THE HEALTH & Safety Executive's Fatalities Report, released just a few weeks ago, revealed that the construction industry has seen a massive 14 per cent fall on last year's figures, the lowest accident rate for the construction sector on record.
This is an excellent result, but the danger now is that complacency will set in. As an industry we must continue along this path, as there is still a long way to go if we are to maintain and further improve our standards.
Health and safety can be a difficult issue to elevate as a priority within an organisation. Ideally, board members and senior managers should be setting policy and pushing health and safety best practice to the top of the company agenda before it is filtered down through the organisation.
In order to be successful, an effective health and safety programme must be driven from the top downwards - or the issue will remain peripheral and only a temporary consideration.
Experience has shown that if a management team is committed to and willingly supports a concept, it has a greater chance of succeeding.
Establishing a relevant and realistic policy that suits the nature of an organisation and that sets realistic targets for its employees is an essential pre-requisite for health and safety success. But putting health and safety into practice is a further challenge for the management team.
In most organisations, what gets measured gets done. Companies that keep track of health and safety performance and recognise at a senior level the importance of this aspect of their business are much more likely to develop a successful health and safety culture.
In turn employees, particularly those working on site, are more likely to embrace this culture than those who work for a company that places a shifting emphasis on the health and safety of those it employs.
Crucially health and safety policy should be implemented by a carrot rather than a stick approach, with best practice recognised and rewarded. Individual exemplars need to be held up to acclaim and all successes celebrated where possible.
All of this will help to develop a pro-active health and safety attitude.
Health and safety needs to be at the top, or as close to the top as possible, of a board's priority list. It cannot be moved around or replaced on the agenda by short-term considerations. If senior management takes its eye off the ball there is the potential that the rest of the organisation will follow suit and standards will fall.

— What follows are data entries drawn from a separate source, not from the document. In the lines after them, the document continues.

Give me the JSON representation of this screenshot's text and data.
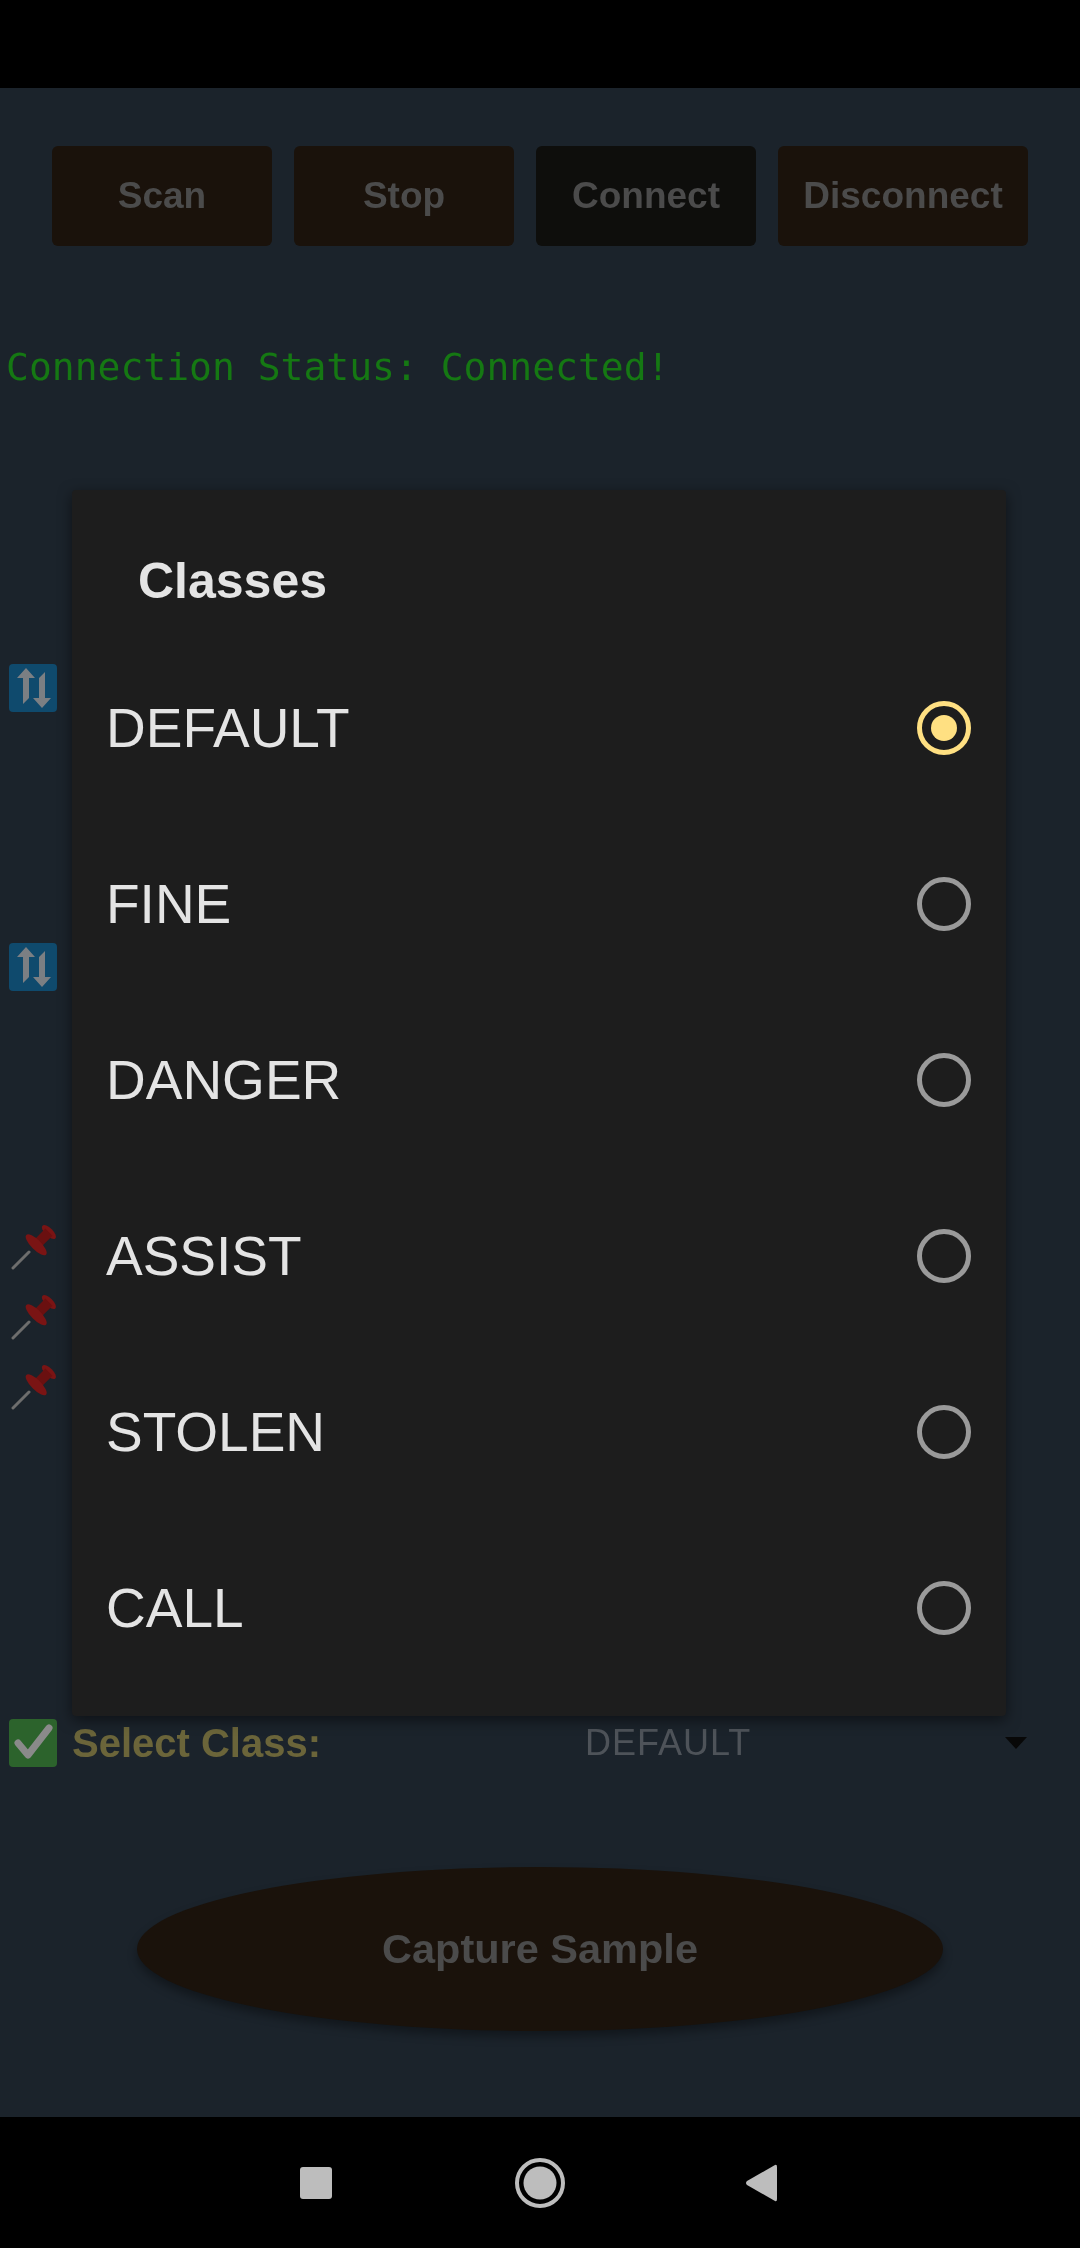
{
  "toolbar": {
    "buttons": [
      {
        "label": "Scan",
        "color": "#1a120b"
      },
      {
        "label": "Stop",
        "color": "#1a120b"
      },
      {
        "label": "Connect",
        "color": "#0e0e0c"
      },
      {
        "label": "Disconnect",
        "color": "#1a120b"
      }
    ]
  },
  "connection_status": "Connection Status: Connected!",
  "dialog": {
    "title": "Classes",
    "options": [
      {
        "label": "DEFAULT",
        "selected": true
      },
      {
        "label": "FINE",
        "selected": false
      },
      {
        "label": "DANGER",
        "selected": false
      },
      {
        "label": "ASSIST",
        "selected": false
      },
      {
        "label": "STOLEN",
        "selected": false
      },
      {
        "label": "CALL",
        "selected": false
      }
    ]
  },
  "select_class": {
    "label": "Select Class:",
    "value": "DEFAULT"
  },
  "capture_button": {
    "label": "Capture Sample"
  }
}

Once a thorough health and safety policy has been developed, the management team must work to ensure that all operatives are kept informed about health and safety matters.
Additionally, it is important to listen to the views of operatives as they are the ones who have to work within the guidelines that an organisation imposes on them. At site level, health and safety has to be a team effort, with everyone working towards common aims and objectives.
The challenge to develop a genuine culture of health and safety rests firmly in the hands of the senior management team. Health and safety is not the responsibility of an individual or a department, it is the responsibility of all employees.
This year's fall in fatality numbers demonstrates that many companies are now taking this message on board. More must follow.